● Exercise prompt: Copy out the data below, all of it, exactly.

● Task input:
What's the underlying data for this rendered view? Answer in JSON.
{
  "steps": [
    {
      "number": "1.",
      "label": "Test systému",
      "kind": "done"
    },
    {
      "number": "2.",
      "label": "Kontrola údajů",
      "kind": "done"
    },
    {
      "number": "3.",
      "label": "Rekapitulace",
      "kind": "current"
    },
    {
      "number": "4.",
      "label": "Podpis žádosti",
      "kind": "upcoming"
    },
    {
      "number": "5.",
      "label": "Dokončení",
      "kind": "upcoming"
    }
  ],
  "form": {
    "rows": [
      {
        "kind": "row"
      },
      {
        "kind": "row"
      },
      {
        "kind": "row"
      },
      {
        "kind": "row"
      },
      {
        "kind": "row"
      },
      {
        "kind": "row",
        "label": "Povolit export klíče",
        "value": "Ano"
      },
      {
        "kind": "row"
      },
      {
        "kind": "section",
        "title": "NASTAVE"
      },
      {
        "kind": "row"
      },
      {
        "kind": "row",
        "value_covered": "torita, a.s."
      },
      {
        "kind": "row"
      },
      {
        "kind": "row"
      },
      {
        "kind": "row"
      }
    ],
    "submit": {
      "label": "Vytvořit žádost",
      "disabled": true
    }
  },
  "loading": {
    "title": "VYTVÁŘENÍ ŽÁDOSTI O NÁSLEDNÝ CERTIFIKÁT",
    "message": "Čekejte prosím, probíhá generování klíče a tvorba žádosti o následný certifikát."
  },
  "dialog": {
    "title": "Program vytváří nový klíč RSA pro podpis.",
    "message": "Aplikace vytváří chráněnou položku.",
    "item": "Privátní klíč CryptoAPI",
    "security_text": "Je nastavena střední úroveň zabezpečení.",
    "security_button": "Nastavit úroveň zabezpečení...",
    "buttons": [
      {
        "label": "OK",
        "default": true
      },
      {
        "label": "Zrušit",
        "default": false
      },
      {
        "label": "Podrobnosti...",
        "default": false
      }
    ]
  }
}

● Written response:
What's the underlying data for this rendered view? Answer in JSON.
{
  "steps": [
    {
      "number": "1.",
      "label": "Test systému",
      "kind": "done"
    },
    {
      "number": "2.",
      "label": "Kontrola údajů",
      "kind": "done"
    },
    {
      "number": "3.",
      "label": "Rekapitulace",
      "kind": "current"
    },
    {
      "number": "4.",
      "label": "Podpis žádosti",
      "kind": "upcoming"
    },
    {
      "number": "5.",
      "label": "Dokončení",
      "kind": "upcoming"
    }
  ],
  "form": {
    "rows": [
      {
        "kind": "row"
      },
      {
        "kind": "row"
      },
      {
        "kind": "row"
      },
      {
        "kind": "row"
      },
      {
        "kind": "row"
      },
      {
        "kind": "row",
        "label": "Povolit export klíče",
        "value": "Ano"
      },
      {
        "kind": "row"
      },
      {
        "kind": "section",
        "title": "NASTAVE"
      },
      {
        "kind": "row"
      },
      {
        "kind": "row",
        "value_covered": "torita, a.s."
      },
      {
        "kind": "row"
      },
      {
        "kind": "row"
      },
      {
        "kind": "row"
      }
    ],
    "submit": {
      "label": "Vytvořit žádost",
      "disabled": true
    }
  },
  "loading": {
    "title": "VYTVÁŘENÍ ŽÁDOSTI O NÁSLEDNÝ CERTIFIKÁT",
    "message": "Čekejte prosím, probíhá generování klíče a tvorba žádosti o následný certifikát."
  },
  "dialog": {
    "title": "Program vytváří nový klíč RSA pro podpis.",
    "message": "Aplikace vytváří chráněnou položku.",
    "item": "Privátní klíč CryptoAPI",
    "security_text": "Je nastavena střední úroveň zabezpečení.",
    "security_button": "Nastavit úroveň zabezpečení...",
    "buttons": [
      {
        "label": "OK",
        "default": true
      },
      {
        "label": "Zrušit",
        "default": false
      },
      {
        "label": "Podrobnosti...",
        "default": false
      }
    ]
  }
}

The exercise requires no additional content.